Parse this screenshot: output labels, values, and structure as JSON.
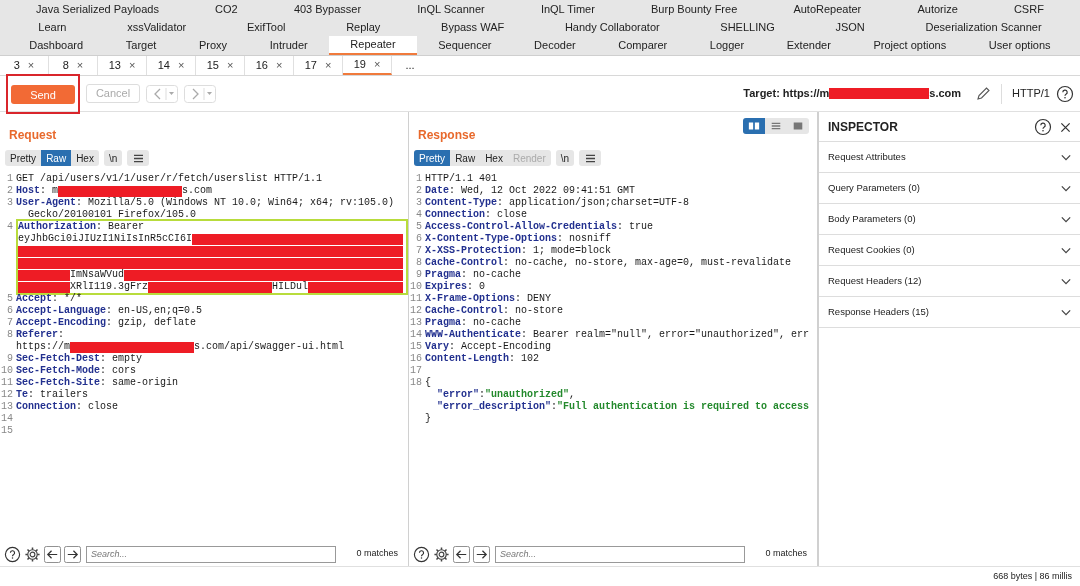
{
  "extension_tabs": [
    [
      "Java Serialized Payloads",
      "CO2",
      "403 Bypasser",
      "InQL Scanner",
      "InQL Timer",
      "Burp Bounty Free",
      "AutoRepeater",
      "Autorize",
      "CSRF"
    ],
    [
      "Learn",
      "xssValidator",
      "ExifTool",
      "Replay",
      "Bypass WAF",
      "Handy Collaborator",
      "SHELLING",
      "JSON",
      "Deserialization Scanner"
    ]
  ],
  "main_tabs": [
    {
      "label": "Dashboard",
      "selected": false
    },
    {
      "label": "Target",
      "selected": false
    },
    {
      "label": "Proxy",
      "selected": false
    },
    {
      "label": "Intruder",
      "selected": false
    },
    {
      "label": "Repeater",
      "selected": true
    },
    {
      "label": "Sequencer",
      "selected": false
    },
    {
      "label": "Decoder",
      "selected": false
    },
    {
      "label": "Comparer",
      "selected": false
    },
    {
      "label": "Logger",
      "selected": false
    },
    {
      "label": "Extender",
      "selected": false
    },
    {
      "label": "Project options",
      "selected": false
    },
    {
      "label": "User options",
      "selected": false
    }
  ],
  "repeater_tabs": [
    {
      "label": "3",
      "close": "×",
      "selected": false
    },
    {
      "label": "8",
      "close": "×",
      "selected": false
    },
    {
      "label": "13",
      "close": "×",
      "selected": false
    },
    {
      "label": "14",
      "close": "×",
      "selected": false
    },
    {
      "label": "15",
      "close": "×",
      "selected": false
    },
    {
      "label": "16",
      "close": "×",
      "selected": false
    },
    {
      "label": "17",
      "close": "×",
      "selected": false
    },
    {
      "label": "19",
      "close": "×",
      "selected": true
    }
  ],
  "more_tabs": "...",
  "toolbar": {
    "send": {
      "label": "Send",
      "annotated": true
    },
    "cancel": {
      "label": "Cancel",
      "disabled": true
    },
    "target": [
      {
        "kind": "plain",
        "text": "Target: https://m"
      },
      {
        "kind": "redacted"
      },
      {
        "kind": "plain",
        "text": "s.com"
      }
    ],
    "protocol": "HTTP/1"
  },
  "request": {
    "title": "Request",
    "views": [
      {
        "label": "Pretty",
        "selected": false,
        "disabled": false
      },
      {
        "label": "Raw",
        "selected": true,
        "disabled": false
      },
      {
        "label": "Hex",
        "selected": false,
        "disabled": false
      }
    ],
    "newline_toggle": "\\n",
    "lines": [
      {
        "number": "1",
        "segments": [
          {
            "kind": "plain",
            "text": "GET /api/users/v1/1/user/r/fetch/userslist HTTP/1.1"
          }
        ]
      },
      {
        "number": "2",
        "segments": [
          {
            "kind": "key",
            "text": "Host"
          },
          {
            "kind": "plain",
            "text": ": m"
          },
          {
            "kind": "redacted"
          },
          {
            "kind": "plain",
            "text": "s.com"
          }
        ]
      },
      {
        "number": "3",
        "segments": [
          {
            "kind": "key",
            "text": "User-Agent"
          },
          {
            "kind": "plain",
            "text": ": Mozilla/5.0 (Windows NT 10.0; Win64; x64; rv:105.0)"
          },
          {
            "kind": "break"
          },
          {
            "kind": "indent"
          },
          {
            "kind": "plain",
            "text": "Gecko/20100101 Firefox/105.0"
          }
        ]
      },
      {
        "number": "4",
        "annotated": true,
        "segments": [
          {
            "kind": "key",
            "text": "Authorization"
          },
          {
            "kind": "plain",
            "text": ": Bearer"
          },
          {
            "kind": "break"
          },
          {
            "kind": "plain",
            "text": "eyJhbGci0iJIUzI1NiIsInR5cCI6I"
          },
          {
            "kind": "redacted"
          },
          {
            "kind": "break"
          },
          {
            "kind": "redacted"
          },
          {
            "kind": "break"
          },
          {
            "kind": "redacted"
          },
          {
            "kind": "break"
          },
          {
            "kind": "redacted"
          },
          {
            "kind": "plain",
            "text": "ImNsaWVud"
          },
          {
            "kind": "redacted"
          },
          {
            "kind": "break"
          },
          {
            "kind": "redacted"
          },
          {
            "kind": "plain",
            "text": "XRlI119.3gFrz"
          },
          {
            "kind": "redacted"
          },
          {
            "kind": "plain",
            "text": "HILDul"
          },
          {
            "kind": "redacted"
          }
        ]
      },
      {
        "number": "5",
        "segments": [
          {
            "kind": "key",
            "text": "Accept"
          },
          {
            "kind": "plain",
            "text": ": */*"
          }
        ]
      },
      {
        "number": "6",
        "segments": [
          {
            "kind": "key",
            "text": "Accept-Language"
          },
          {
            "kind": "plain",
            "text": ": en-US,en;q=0.5"
          }
        ]
      },
      {
        "number": "7",
        "segments": [
          {
            "kind": "key",
            "text": "Accept-Encoding"
          },
          {
            "kind": "plain",
            "text": ": gzip, deflate"
          }
        ]
      },
      {
        "number": "8",
        "segments": [
          {
            "kind": "key",
            "text": "Referer"
          },
          {
            "kind": "plain",
            "text": ":"
          },
          {
            "kind": "break"
          },
          {
            "kind": "plain",
            "text": "https://m"
          },
          {
            "kind": "redacted"
          },
          {
            "kind": "plain",
            "text": "s.com/api/swagger-ui.html"
          }
        ]
      },
      {
        "number": "9",
        "segments": [
          {
            "kind": "key",
            "text": "Sec-Fetch-Dest"
          },
          {
            "kind": "plain",
            "text": ": empty"
          }
        ]
      },
      {
        "number": "10",
        "segments": [
          {
            "kind": "key",
            "text": "Sec-Fetch-Mode"
          },
          {
            "kind": "plain",
            "text": ": cors"
          }
        ]
      },
      {
        "number": "11",
        "segments": [
          {
            "kind": "key",
            "text": "Sec-Fetch-Site"
          },
          {
            "kind": "plain",
            "text": ": same-origin"
          }
        ]
      },
      {
        "number": "12",
        "segments": [
          {
            "kind": "key",
            "text": "Te"
          },
          {
            "kind": "plain",
            "text": ": trailers"
          }
        ]
      },
      {
        "number": "13",
        "segments": [
          {
            "kind": "key",
            "text": "Connection"
          },
          {
            "kind": "plain",
            "text": ": close"
          }
        ]
      },
      {
        "number": "14"
      },
      {
        "number": "15"
      }
    ],
    "search": {
      "placeholder": "Search...",
      "matches": "0 matches"
    }
  },
  "response": {
    "title": "Response",
    "layout_buttons": [
      {
        "kind": "columns",
        "selected": true
      },
      {
        "kind": "rows",
        "selected": false
      },
      {
        "kind": "single",
        "selected": false
      }
    ],
    "views": [
      {
        "label": "Pretty",
        "selected": true,
        "disabled": false
      },
      {
        "label": "Raw",
        "selected": false,
        "disabled": false
      },
      {
        "label": "Hex",
        "selected": false,
        "disabled": false
      },
      {
        "label": "Render",
        "selected": false,
        "disabled": true
      }
    ],
    "newline_toggle": "\\n",
    "lines": [
      {
        "number": "1",
        "segments": [
          {
            "kind": "plain",
            "text": "HTTP/1.1 401"
          }
        ]
      },
      {
        "number": "2",
        "segments": [
          {
            "kind": "key",
            "text": "Date"
          },
          {
            "kind": "plain",
            "text": ": Wed, 12 Oct 2022 09:41:51 GMT"
          }
        ]
      },
      {
        "number": "3",
        "segments": [
          {
            "kind": "key",
            "text": "Content-Type"
          },
          {
            "kind": "plain",
            "text": ": application/json;charset=UTF-8"
          }
        ]
      },
      {
        "number": "4",
        "segments": [
          {
            "kind": "key",
            "text": "Connection"
          },
          {
            "kind": "plain",
            "text": ": close"
          }
        ]
      },
      {
        "number": "5",
        "segments": [
          {
            "kind": "key",
            "text": "Access-Control-Allow-Credentials"
          },
          {
            "kind": "plain",
            "text": ": true"
          }
        ]
      },
      {
        "number": "6",
        "segments": [
          {
            "kind": "key",
            "text": "X-Content-Type-Options"
          },
          {
            "kind": "plain",
            "text": ": nosniff"
          }
        ]
      },
      {
        "number": "7",
        "segments": [
          {
            "kind": "key",
            "text": "X-XSS-Protection"
          },
          {
            "kind": "plain",
            "text": ": 1; mode=block"
          }
        ]
      },
      {
        "number": "8",
        "segments": [
          {
            "kind": "key",
            "text": "Cache-Control"
          },
          {
            "kind": "plain",
            "text": ": no-cache, no-store, max-age=0, must-revalidate"
          }
        ]
      },
      {
        "number": "9",
        "segments": [
          {
            "kind": "key",
            "text": "Pragma"
          },
          {
            "kind": "plain",
            "text": ": no-cache"
          }
        ]
      },
      {
        "number": "10",
        "segments": [
          {
            "kind": "key",
            "text": "Expires"
          },
          {
            "kind": "plain",
            "text": ": 0"
          }
        ]
      },
      {
        "number": "11",
        "segments": [
          {
            "kind": "key",
            "text": "X-Frame-Options"
          },
          {
            "kind": "plain",
            "text": ": DENY"
          }
        ]
      },
      {
        "number": "12",
        "segments": [
          {
            "kind": "key",
            "text": "Cache-Control"
          },
          {
            "kind": "plain",
            "text": ": no-store"
          }
        ]
      },
      {
        "number": "13",
        "segments": [
          {
            "kind": "key",
            "text": "Pragma"
          },
          {
            "kind": "plain",
            "text": ": no-cache"
          }
        ]
      },
      {
        "number": "14",
        "segments": [
          {
            "kind": "key",
            "text": "WWW-Authenticate"
          },
          {
            "kind": "plain",
            "text": ": Bearer realm=\"null\", error=\"unauthorized\", err"
          }
        ]
      },
      {
        "number": "15",
        "segments": [
          {
            "kind": "key",
            "text": "Vary"
          },
          {
            "kind": "plain",
            "text": ": Accept-Encoding"
          }
        ]
      },
      {
        "number": "16",
        "segments": [
          {
            "kind": "key",
            "text": "Content-Length"
          },
          {
            "kind": "plain",
            "text": ": 102"
          }
        ]
      },
      {
        "number": "17"
      },
      {
        "number": "18",
        "segments": [
          {
            "kind": "plain",
            "text": "{"
          },
          {
            "kind": "break"
          },
          {
            "kind": "indent"
          },
          {
            "kind": "jkey",
            "text": "\"error\""
          },
          {
            "kind": "plain",
            "text": ":"
          },
          {
            "kind": "jstr",
            "text": "\"unauthorized\""
          },
          {
            "kind": "plain",
            "text": ","
          },
          {
            "kind": "break"
          },
          {
            "kind": "indent"
          },
          {
            "kind": "jkey",
            "text": "\"error_description\""
          },
          {
            "kind": "plain",
            "text": ":"
          },
          {
            "kind": "jstr",
            "text": "\"Full authentication is required to access"
          },
          {
            "kind": "break"
          },
          {
            "kind": "plain",
            "text": "}"
          }
        ]
      }
    ],
    "search": {
      "placeholder": "Search...",
      "matches": "0 matches"
    }
  },
  "inspector": {
    "title": "INSPECTOR",
    "sections": [
      "Request Attributes",
      "Query Parameters (0)",
      "Body Parameters (0)",
      "Request Cookies (0)",
      "Request Headers (12)",
      "Response Headers (15)"
    ]
  },
  "status_bar": "668 bytes | 86 millis"
}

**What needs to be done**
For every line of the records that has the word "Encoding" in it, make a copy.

**Solution to this exercise**
            "text": "Accept-Encoding"
            "text": ": Accept-Encoding"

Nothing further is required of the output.